Grange-over-Sands is a sleepy Edwardian resort set across the estuary from Lancaster and Morecambe, and may (at some risk) still be crossed by an ancient pathway when the tide is low. It was a firm favourite to Victorian and Edwardian holidaymakers, being accessible by the Furness Railway, and, due to its protected setting, enjoys more sunshine than any other place in the Lake District.
It still retains much of that charm and tranquility, with a long seaside promenade walk with its attractively well-maintained ornamental gardens and extensive collection of waterfowl, which parallel the town’s main street which bustles with charming and characterful shops, and a profusion of high quality accommodation within all price brackets. It is a leisurely mature town, and attracts an older clientele than other more famous and developed seaside resorts across the bay in Lancashire. The town’s name derives from the fact that some 800 years ago it was the site of a large mill or “granary”, and it was originally called the ‘Granary-over-the-sands’ by the people of Morecambe over the estuary, who obtained most of their flour from Grange.
The Promenade overlooking Morecambe Bay and the Ornamental Gardens

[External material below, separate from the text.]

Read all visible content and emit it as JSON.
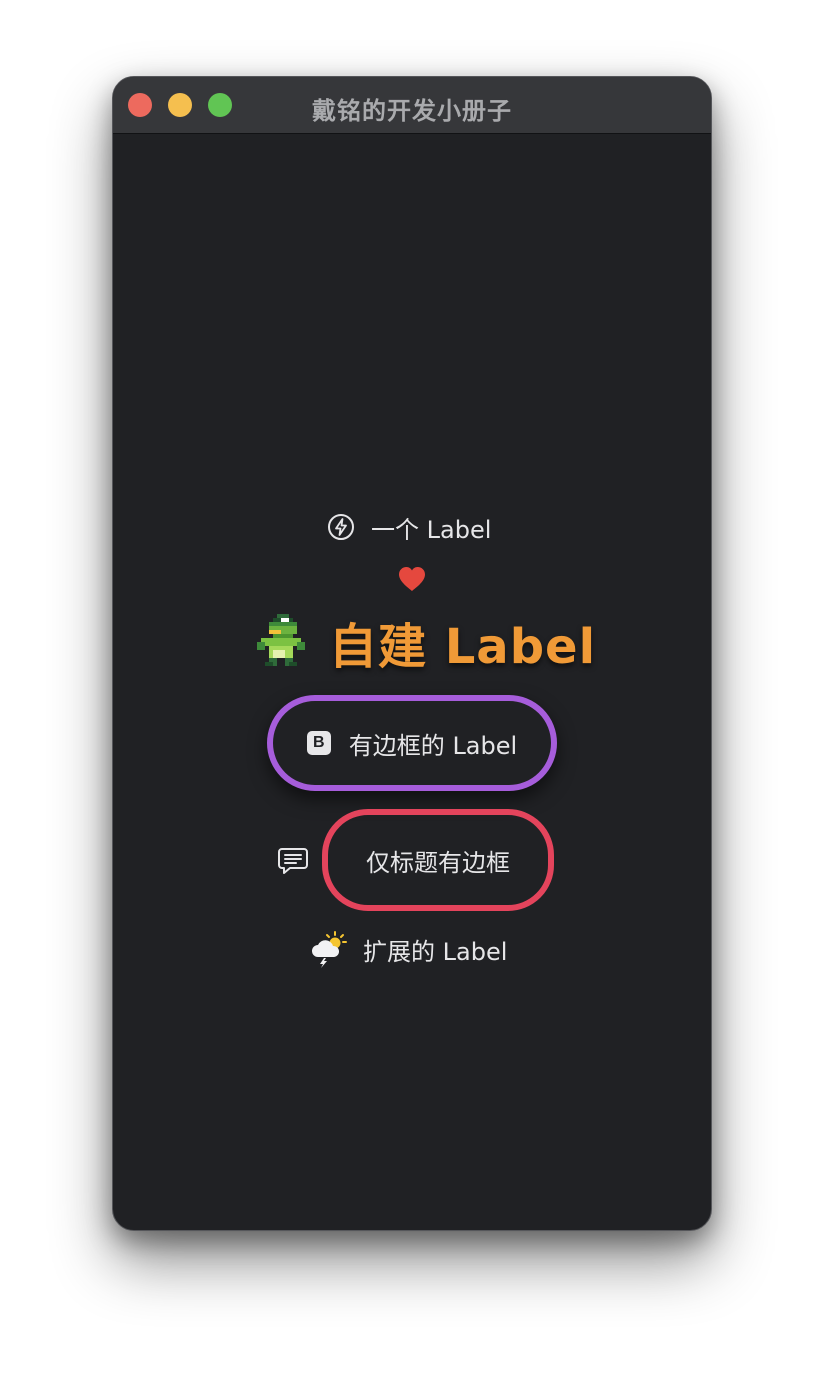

The granary building also stored many other kinds of sea freight and goods, and helped establish Grange as a one-time major sea port for the region. Over the years the name has been condensed to its present form. Grange became inextricably linked with the City of Lancaster by the Oversands path, and a warden was appointed to guide walkers over the treacherously shifting estuary for many years. It was a major thoroughfare until well into the late 19th century; before the building of metalled roads and turnpikes, it was the only reliable way into Lancashire, and saved a whole day’s travel. Walkers may still tread the path, as it is recognised as a Public Right of Way, though novices would be well advised to seek advice and a tidal times manual from the Tourist Information Centre in Grange town centre before attempting the walk. The approach to the modern day town is entirely Edwardian, with the quaint railway station, and the arcaded shops of that period. Also worth seeing at the eastern town approach is the ornamental gardens, with its large man-made lake, the probable site of the original granary, a profusion of wildfowl and water birds, and its exotic trees, of which a luxuriant 100 feet high Lawson Cypress is the most dominant. Curiously, the Furness railway separates the town from its promenade, which can be accessed at three points along its one mile length. At the western end of the town are seaside leisure facilities including tennis courts and putting greens, swimming pool and children’s entertainments.